It seems faint praise to say that Ruth Laugesen's interview with Don Brash for the Sunday Star Times was fascinating. It captures a man who seems honest and vulnerable, unreconstructed and ideologically extreme. He'd have been a disaster as Prime Minister.
It's telling that Brash sees his failure at National Party as a lack of conviction: if only, he muses, he'd had the nerve to announce policy unilaterally. And what policies! Brash cleaves still to the cancellation of the welfare state, the radical reorganisation of the heath services along commercial lines, electronic tolling on roads, flattening of taxes. It is evident to him that radical measures will restore the nation; much as the virtues of radical measures have seemed evident to him since he was a teenage Marxist.

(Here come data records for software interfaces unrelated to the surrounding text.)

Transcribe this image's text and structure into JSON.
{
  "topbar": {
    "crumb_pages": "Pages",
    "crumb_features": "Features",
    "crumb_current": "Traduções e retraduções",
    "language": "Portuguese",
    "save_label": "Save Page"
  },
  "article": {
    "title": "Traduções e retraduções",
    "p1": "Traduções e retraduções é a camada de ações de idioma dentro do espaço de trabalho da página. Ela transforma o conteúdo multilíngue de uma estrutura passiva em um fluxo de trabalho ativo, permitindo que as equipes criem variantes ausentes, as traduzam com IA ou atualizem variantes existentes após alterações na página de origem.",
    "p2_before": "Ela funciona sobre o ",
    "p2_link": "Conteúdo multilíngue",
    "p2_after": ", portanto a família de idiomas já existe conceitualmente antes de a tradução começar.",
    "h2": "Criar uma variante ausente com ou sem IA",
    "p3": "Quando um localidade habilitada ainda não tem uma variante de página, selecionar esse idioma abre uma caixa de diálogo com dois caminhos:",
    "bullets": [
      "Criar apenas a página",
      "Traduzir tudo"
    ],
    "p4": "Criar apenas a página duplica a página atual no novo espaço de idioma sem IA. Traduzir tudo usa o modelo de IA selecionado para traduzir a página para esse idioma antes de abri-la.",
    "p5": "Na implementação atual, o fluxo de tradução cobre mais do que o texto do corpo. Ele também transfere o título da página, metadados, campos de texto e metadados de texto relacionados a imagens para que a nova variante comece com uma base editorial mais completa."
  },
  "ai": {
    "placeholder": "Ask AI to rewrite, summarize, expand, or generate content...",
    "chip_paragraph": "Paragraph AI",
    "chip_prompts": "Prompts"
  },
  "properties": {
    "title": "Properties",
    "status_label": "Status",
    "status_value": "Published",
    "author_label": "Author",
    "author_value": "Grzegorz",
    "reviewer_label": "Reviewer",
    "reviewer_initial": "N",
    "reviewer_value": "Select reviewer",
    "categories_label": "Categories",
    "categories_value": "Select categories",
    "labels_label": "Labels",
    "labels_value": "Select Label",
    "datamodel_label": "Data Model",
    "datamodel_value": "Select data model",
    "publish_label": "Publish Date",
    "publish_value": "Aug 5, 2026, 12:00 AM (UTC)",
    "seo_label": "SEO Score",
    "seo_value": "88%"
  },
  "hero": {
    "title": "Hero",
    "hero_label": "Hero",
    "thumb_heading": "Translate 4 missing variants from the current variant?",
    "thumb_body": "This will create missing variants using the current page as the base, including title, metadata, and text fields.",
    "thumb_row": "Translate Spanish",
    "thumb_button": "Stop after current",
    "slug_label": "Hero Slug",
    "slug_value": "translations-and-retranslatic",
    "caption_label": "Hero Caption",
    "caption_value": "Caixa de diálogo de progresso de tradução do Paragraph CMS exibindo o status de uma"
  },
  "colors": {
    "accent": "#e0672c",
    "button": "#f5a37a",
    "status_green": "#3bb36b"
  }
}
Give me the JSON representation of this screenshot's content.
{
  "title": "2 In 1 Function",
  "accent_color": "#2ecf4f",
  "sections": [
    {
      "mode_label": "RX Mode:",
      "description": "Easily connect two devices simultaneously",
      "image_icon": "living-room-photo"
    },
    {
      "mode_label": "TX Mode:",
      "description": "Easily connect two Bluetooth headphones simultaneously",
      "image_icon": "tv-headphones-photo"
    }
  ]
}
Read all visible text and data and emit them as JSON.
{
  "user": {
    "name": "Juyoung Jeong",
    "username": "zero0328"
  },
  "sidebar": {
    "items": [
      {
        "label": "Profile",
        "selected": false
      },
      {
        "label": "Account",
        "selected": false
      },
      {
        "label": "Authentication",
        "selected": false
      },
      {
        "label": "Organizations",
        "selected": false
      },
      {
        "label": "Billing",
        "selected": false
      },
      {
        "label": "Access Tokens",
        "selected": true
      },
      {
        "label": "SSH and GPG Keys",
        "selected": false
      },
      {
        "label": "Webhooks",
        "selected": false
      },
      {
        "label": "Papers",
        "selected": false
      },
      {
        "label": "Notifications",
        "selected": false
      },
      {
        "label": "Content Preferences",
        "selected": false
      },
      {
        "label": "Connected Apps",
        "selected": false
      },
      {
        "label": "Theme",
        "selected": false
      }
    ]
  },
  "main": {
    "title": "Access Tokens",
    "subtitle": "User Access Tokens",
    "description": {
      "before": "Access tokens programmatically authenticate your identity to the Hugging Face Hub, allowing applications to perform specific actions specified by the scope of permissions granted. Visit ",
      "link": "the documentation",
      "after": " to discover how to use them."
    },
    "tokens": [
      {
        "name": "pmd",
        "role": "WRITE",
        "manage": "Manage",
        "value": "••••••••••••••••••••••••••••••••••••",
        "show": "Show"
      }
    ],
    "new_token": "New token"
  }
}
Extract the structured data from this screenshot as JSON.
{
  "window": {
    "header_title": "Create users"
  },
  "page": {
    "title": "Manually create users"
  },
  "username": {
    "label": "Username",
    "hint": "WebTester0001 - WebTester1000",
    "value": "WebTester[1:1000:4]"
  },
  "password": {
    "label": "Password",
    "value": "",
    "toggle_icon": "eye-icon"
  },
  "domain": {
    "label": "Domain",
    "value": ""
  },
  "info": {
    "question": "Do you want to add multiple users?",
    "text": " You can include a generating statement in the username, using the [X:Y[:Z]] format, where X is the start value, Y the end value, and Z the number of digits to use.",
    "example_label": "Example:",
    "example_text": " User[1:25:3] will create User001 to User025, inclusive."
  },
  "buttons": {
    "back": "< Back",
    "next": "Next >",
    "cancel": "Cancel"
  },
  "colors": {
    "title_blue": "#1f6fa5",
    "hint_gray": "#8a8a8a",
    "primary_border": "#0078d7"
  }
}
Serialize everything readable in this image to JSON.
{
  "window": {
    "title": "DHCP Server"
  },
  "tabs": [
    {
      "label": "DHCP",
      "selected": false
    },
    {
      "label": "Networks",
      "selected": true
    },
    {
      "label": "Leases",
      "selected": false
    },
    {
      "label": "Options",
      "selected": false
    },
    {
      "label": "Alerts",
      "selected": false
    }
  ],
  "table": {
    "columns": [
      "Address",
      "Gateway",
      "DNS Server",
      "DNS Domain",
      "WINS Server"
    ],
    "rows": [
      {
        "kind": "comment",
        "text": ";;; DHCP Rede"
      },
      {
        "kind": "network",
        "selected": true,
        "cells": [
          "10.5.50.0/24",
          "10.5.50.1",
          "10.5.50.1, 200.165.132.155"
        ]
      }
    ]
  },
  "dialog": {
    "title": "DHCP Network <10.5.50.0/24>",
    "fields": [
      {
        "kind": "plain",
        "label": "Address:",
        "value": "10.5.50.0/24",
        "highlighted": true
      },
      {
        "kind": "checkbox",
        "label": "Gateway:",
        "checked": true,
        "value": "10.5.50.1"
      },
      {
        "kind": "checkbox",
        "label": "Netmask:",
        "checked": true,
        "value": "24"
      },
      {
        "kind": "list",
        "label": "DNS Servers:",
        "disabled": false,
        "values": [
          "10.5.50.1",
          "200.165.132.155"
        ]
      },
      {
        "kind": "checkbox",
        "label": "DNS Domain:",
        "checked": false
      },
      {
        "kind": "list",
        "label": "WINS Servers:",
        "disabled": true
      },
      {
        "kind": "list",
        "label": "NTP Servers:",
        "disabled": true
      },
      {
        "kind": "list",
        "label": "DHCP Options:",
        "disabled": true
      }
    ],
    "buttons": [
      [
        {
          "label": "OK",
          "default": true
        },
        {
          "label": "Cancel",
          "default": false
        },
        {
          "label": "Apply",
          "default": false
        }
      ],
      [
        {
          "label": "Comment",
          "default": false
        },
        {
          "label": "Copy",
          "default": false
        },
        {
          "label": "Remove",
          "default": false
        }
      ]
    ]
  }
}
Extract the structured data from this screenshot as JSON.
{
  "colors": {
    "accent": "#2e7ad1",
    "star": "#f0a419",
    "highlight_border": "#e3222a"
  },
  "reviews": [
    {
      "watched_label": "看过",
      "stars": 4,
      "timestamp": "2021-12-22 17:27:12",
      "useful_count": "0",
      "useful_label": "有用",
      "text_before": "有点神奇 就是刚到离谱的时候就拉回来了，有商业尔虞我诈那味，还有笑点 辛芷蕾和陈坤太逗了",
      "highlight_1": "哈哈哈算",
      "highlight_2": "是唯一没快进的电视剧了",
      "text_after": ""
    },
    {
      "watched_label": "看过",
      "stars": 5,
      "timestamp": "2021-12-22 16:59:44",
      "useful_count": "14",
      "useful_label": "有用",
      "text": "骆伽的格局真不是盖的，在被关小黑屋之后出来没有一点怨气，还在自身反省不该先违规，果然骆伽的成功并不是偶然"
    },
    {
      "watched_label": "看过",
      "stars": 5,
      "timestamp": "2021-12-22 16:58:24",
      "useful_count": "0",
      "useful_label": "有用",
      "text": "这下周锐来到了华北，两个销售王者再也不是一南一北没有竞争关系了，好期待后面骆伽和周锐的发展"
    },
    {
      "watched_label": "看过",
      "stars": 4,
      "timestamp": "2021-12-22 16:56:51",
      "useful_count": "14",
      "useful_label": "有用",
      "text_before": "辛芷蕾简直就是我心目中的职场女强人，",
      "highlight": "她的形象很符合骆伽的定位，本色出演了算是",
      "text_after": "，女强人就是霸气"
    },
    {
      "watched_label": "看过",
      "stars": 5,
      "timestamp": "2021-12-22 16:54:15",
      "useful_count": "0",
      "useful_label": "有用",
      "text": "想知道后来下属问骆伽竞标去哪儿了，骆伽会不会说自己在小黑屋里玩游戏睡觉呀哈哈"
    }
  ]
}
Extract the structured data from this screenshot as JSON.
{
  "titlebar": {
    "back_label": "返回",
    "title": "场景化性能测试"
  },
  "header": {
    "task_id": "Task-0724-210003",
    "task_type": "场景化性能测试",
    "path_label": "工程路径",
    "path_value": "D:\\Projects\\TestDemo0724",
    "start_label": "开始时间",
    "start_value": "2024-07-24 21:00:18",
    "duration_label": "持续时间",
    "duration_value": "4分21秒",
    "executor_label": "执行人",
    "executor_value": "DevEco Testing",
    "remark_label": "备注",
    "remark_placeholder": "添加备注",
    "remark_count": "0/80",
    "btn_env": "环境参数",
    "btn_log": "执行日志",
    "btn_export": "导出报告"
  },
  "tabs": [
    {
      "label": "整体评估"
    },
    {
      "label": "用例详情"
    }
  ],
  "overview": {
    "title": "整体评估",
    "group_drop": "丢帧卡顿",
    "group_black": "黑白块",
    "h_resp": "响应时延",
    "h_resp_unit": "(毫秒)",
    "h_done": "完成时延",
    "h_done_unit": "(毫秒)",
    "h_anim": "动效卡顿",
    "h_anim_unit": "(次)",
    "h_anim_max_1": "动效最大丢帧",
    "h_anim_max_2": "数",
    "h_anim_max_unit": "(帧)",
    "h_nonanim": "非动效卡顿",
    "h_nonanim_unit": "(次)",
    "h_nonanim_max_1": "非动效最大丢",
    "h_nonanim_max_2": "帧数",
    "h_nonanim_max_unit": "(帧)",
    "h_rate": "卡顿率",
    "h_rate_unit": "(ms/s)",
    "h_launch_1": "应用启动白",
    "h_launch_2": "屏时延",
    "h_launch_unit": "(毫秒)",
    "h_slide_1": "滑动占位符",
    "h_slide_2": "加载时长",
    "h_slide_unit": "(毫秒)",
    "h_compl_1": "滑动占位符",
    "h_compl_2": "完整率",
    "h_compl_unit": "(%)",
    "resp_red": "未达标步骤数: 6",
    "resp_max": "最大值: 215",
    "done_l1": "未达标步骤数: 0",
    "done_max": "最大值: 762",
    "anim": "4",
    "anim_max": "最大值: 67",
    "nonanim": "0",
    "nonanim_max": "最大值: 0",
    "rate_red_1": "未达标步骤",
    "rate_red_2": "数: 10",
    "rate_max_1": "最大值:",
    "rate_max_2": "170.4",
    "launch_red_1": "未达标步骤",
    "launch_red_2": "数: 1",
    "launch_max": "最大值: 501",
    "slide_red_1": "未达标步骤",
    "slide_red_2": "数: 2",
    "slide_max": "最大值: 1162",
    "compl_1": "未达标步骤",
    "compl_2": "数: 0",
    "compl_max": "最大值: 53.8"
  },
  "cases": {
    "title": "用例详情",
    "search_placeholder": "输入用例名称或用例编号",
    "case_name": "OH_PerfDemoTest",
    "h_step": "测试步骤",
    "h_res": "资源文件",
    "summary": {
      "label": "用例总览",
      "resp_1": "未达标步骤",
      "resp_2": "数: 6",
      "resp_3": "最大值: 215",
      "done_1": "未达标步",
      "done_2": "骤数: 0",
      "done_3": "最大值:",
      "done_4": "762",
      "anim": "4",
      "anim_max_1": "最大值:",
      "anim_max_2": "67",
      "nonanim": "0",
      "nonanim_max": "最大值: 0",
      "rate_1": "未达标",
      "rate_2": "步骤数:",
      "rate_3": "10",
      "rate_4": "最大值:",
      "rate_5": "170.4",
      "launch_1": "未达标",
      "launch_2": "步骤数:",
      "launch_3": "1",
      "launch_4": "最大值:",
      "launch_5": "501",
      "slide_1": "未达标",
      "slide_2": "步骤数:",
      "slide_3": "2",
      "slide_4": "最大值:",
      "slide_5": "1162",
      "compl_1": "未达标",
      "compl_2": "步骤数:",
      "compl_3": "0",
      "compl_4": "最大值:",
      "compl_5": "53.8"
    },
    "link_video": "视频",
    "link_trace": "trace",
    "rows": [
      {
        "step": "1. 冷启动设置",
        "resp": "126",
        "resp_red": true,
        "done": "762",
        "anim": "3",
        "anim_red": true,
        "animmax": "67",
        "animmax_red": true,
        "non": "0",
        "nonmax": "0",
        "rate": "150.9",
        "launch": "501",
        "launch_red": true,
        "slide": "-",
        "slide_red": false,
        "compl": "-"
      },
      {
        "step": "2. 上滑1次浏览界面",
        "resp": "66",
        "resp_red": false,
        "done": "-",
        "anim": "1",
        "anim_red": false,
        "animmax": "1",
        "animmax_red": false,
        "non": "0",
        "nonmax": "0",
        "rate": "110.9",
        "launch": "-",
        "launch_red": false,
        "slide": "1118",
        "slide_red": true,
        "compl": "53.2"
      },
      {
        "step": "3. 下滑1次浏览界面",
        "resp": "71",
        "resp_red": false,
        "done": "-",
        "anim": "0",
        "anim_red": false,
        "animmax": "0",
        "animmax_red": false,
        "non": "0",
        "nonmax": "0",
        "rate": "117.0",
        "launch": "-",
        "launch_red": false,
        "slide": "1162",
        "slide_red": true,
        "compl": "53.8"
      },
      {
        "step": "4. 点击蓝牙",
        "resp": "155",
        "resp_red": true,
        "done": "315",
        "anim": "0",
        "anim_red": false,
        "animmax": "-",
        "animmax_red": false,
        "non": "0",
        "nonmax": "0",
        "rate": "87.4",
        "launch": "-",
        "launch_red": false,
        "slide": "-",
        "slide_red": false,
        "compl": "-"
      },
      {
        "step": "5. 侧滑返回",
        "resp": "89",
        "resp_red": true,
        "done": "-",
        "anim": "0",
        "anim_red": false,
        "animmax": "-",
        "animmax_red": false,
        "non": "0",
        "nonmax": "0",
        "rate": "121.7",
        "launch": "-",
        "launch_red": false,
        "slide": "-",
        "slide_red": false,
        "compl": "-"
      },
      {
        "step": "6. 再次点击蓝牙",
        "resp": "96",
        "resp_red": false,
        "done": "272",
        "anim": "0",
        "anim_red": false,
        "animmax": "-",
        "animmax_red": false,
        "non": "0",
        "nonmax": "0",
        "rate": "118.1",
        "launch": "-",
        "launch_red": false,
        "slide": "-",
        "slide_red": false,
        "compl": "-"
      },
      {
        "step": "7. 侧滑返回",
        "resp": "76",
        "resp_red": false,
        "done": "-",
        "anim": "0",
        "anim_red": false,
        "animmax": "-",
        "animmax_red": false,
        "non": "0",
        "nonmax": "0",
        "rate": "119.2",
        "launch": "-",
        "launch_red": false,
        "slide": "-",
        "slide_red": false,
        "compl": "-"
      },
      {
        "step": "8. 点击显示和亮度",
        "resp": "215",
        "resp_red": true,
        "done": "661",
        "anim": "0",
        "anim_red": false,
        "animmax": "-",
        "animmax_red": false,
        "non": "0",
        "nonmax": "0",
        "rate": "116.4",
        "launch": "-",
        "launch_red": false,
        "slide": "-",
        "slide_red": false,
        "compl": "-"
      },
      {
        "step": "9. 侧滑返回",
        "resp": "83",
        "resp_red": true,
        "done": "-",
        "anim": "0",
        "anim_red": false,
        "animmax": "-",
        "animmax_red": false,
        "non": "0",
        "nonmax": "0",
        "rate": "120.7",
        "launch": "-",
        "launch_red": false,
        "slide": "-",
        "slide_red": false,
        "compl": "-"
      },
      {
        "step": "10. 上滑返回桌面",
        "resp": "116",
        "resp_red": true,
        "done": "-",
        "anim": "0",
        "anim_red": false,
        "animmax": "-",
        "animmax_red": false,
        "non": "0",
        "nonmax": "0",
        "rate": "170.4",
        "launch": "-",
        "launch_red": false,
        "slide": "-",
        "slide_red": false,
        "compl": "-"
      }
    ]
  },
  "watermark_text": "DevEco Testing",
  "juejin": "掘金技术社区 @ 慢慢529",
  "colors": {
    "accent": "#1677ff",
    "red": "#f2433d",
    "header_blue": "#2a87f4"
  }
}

And yet, he bitterly regrets his "gutlessness" when the National caucus debated Iraq, and he kept quiet about his opposition to the war. He's the Ron Paul candidate. He'd have made a fine leader of the Act Party. But mainstream political leadership? What were they thinking?
Left mercifully unexplored in the interview are the personal impulses that find him in the setting where he spoke to Laugesen: surrounded by hired furniture, his books in storage, lonely, back on the corned beef. The driest thinker condemned by the wettest urge. You really can't hate him.
Meanwhile, an LA Times analysis of media spends in the presidential primaries underlines the fact that the true beneficiary of the American system is the broadcast industry.
I suppose the sensible thing would be to disapprove of the antics of thousands of Londoners making the most of the last night of drinking on public transport -- the new mayor, Boris Johnson, has banned it -- but, 17 arrests notwithstanding, it looks like it was, for the most part, a right laugh. The Guardian has more pictures. The organiser of one of the Facebook-driven Tube parties is now a bit worried about losing his job with a city bank.
And finally, Chris Bourke's Distractions blog continues to provide delights. There's simply nothing else like it in the local sphere. He continues his background to EMI's local history, with a look at the old HMV studio, home of the hits, and an interview with Shane. And, as a perspective on Hoodie Day, Chris recalls the teenage attire that scared people in the 1950s.
PS: I'll link to all the video and other resources as usual tomorrow morning, by I think we did a pretty good job of the episode of Media7 that screens tonight on TVNZ 7. We discussed the Greg Clydesdale paper that claims an economic drain on the country from the Pacific Island community. If you have a Freeview box, feel free to tune in at 9.30.